*** Opening DATASET CONTENT ***

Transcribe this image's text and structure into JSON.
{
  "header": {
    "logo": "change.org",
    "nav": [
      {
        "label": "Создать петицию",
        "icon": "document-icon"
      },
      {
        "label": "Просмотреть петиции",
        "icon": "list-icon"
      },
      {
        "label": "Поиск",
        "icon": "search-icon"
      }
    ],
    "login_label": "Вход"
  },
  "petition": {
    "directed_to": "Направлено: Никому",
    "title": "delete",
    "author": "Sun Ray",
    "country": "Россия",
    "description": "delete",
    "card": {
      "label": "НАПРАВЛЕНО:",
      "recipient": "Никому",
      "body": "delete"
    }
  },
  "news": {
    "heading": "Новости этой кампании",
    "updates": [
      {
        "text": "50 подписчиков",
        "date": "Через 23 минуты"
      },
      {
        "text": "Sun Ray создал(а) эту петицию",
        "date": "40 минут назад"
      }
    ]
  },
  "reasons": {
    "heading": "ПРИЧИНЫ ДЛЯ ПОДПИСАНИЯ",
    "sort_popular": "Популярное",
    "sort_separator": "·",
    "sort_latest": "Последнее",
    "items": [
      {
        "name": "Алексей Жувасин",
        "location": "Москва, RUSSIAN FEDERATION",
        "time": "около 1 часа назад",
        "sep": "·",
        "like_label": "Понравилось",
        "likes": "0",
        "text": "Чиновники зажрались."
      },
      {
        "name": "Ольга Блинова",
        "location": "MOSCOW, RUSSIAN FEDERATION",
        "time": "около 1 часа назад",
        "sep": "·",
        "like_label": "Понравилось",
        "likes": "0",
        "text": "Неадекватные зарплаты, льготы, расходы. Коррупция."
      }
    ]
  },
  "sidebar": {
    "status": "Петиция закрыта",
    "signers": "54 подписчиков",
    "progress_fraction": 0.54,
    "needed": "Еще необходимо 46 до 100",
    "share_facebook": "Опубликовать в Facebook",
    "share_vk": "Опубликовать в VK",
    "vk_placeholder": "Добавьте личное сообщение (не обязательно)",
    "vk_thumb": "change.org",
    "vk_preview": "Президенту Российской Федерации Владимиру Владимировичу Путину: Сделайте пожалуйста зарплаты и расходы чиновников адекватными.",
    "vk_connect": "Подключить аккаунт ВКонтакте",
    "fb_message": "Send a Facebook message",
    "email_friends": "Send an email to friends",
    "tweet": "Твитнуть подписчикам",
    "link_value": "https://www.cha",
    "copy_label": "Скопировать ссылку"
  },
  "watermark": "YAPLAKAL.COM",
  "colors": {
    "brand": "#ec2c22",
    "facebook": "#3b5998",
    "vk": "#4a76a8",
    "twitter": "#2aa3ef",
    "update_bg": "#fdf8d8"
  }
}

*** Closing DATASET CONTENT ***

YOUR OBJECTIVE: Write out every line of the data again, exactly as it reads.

SOLUTION FOR THIS PROBLEM:
Transcribe this image's text and structure into JSON.
{
  "header": {
    "logo": "change.org",
    "nav": [
      {
        "label": "Создать петицию",
        "icon": "document-icon"
      },
      {
        "label": "Просмотреть петиции",
        "icon": "list-icon"
      },
      {
        "label": "Поиск",
        "icon": "search-icon"
      }
    ],
    "login_label": "Вход"
  },
  "petition": {
    "directed_to": "Направлено: Никому",
    "title": "delete",
    "author": "Sun Ray",
    "country": "Россия",
    "description": "delete",
    "card": {
      "label": "НАПРАВЛЕНО:",
      "recipient": "Никому",
      "body": "delete"
    }
  },
  "news": {
    "heading": "Новости этой кампании",
    "updates": [
      {
        "text": "50 подписчиков",
        "date": "Через 23 минуты"
      },
      {
        "text": "Sun Ray создал(а) эту петицию",
        "date": "40 минут назад"
      }
    ]
  },
  "reasons": {
    "heading": "ПРИЧИНЫ ДЛЯ ПОДПИСАНИЯ",
    "sort_popular": "Популярное",
    "sort_separator": "·",
    "sort_latest": "Последнее",
    "items": [
      {
        "name": "Алексей Жувасин",
        "location": "Москва, RUSSIAN FEDERATION",
        "time": "около 1 часа назад",
        "sep": "·",
        "like_label": "Понравилось",
        "likes": "0",
        "text": "Чиновники зажрались."
      },
      {
        "name": "Ольга Блинова",
        "location": "MOSCOW, RUSSIAN FEDERATION",
        "time": "около 1 часа назад",
        "sep": "·",
        "like_label": "Понравилось",
        "likes": "0",
        "text": "Неадекватные зарплаты, льготы, расходы. Коррупция."
      }
    ]
  },
  "sidebar": {
    "status": "Петиция закрыта",
    "signers": "54 подписчиков",
    "progress_fraction": 0.54,
    "needed": "Еще необходимо 46 до 100",
    "share_facebook": "Опубликовать в Facebook",
    "share_vk": "Опубликовать в VK",
    "vk_placeholder": "Добавьте личное сообщение (не обязательно)",
    "vk_thumb": "change.org",
    "vk_preview": "Президенту Российской Федерации Владимиру Владимировичу Путину: Сделайте пожалуйста зарплаты и расходы чиновников адекватными.",
    "vk_connect": "Подключить аккаунт ВКонтакте",
    "fb_message": "Send a Facebook message",
    "email_friends": "Send an email to friends",
    "tweet": "Твитнуть подписчикам",
    "link_value": "https://www.cha",
    "copy_label": "Скопировать ссылку"
  },
  "watermark": "YAPLAKAL.COM",
  "colors": {
    "brand": "#ec2c22",
    "facebook": "#3b5998",
    "vk": "#4a76a8",
    "twitter": "#2aa3ef",
    "update_bg": "#fdf8d8"
  }
}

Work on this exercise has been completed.